From Marcel’s post…

Looks to meet standards to me…

Simon, I stand corrected. Knowing that I would include it in my report. I would not consider it being picky as it is a safety concern.

I wouldn’t write it up…Nope!

I wouldn’t either. There are other items more important like oil fill pipes in the ground and open vent pipe for something and the downspout. .

I had a propane tank about a mile from me blow up and burn up the house in about 10 minutes. It sounded like a large bomb went off. I don’t take them lightly. The NFPA standards are minimum. The oil tank was empty and abandoned in the basement, just needs to be removed. Furnace was converted to gas and WH to electric. The pipe was just stuck in the ground. An HVAC guy I know that installs space heating and AC appliance lost his house in a fire few days ago. He would mock me how picky I am. Anyway… thanks for the input, it’s amazing how what gets called out differs among inspectors.


Yes, you will see the need for Realtor referrals driving this issue.
I have called this issue out for as long as I can remember.
I don’t give a rats arse what the Realtors think. My clients safety is my highest priority!

The valves on these tanks now are all safety valves. You can’t even open the valve in a couple of turns without it shutting off. Any leak from a ruptured pressure regulator vent or ruptured line, the tank shuts off.
It’s not like it used to be years ago.
A tank explosion is rare.

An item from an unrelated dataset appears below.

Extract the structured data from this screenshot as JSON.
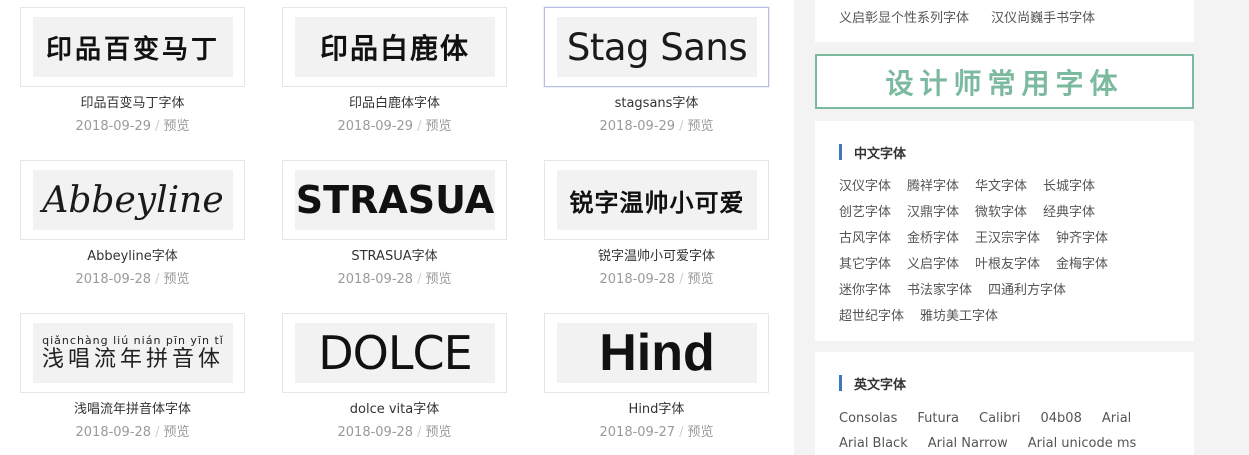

If the pressure inside the tank grows to a level exceeding that at which the safety relief valve can expel it from the tank , the propane tank may rupture. If flames or a source of ignition is present, the propane will ignite resulting in an explosion .

BLEVE . (Boiling Liquid Expanding Vapor Explosion) - a BLEVE occurs when a vessel containing liquid under pressure, such as a liquid propane tank, is subjected to a temperature above the liquid’s boiling point. … If the liquid inside the tank is flammable, a fire will often ensue.

Can you cite a source that explains this? AFAIK, they are standard OPD valves. They protect the tank from being overfilled, but not a gas leak. If nothing is connected to the valve and you open it, yes no gas comes out because the check inside needs to be depressed. However, when this check valve is depressed (when the valve is connected to a proper coupling/adapter) and you either cut the hose and or the copper line connected to the tank, all LP will leak out. The same applies to a standard dual stage regulator, if the diaphragm develops a hole or raptures, the gas will leak out through the vent orifice. This is how it’s possible to refill smaller tanks using an adapter connected to the valve of a larger tank.

Well maybe you are right on that valve, but every fall when I turn the gas on to my fireplace, if the gas goes out to fast, it shuts off.
Plus how did that cylinder blow up without an ignition source?

Do you have this type of fitting/nut connected to the propane tank’s valve?

There must have been source of ignition, I never said otherwise. I’m not privy to the fire investigation results of that incident, I just know it was propane tank related. When I showed up 10-20 minutes after the explosion the house was already burned down.

No. :grinning:

Has one of these.
Includes excess flow safety device.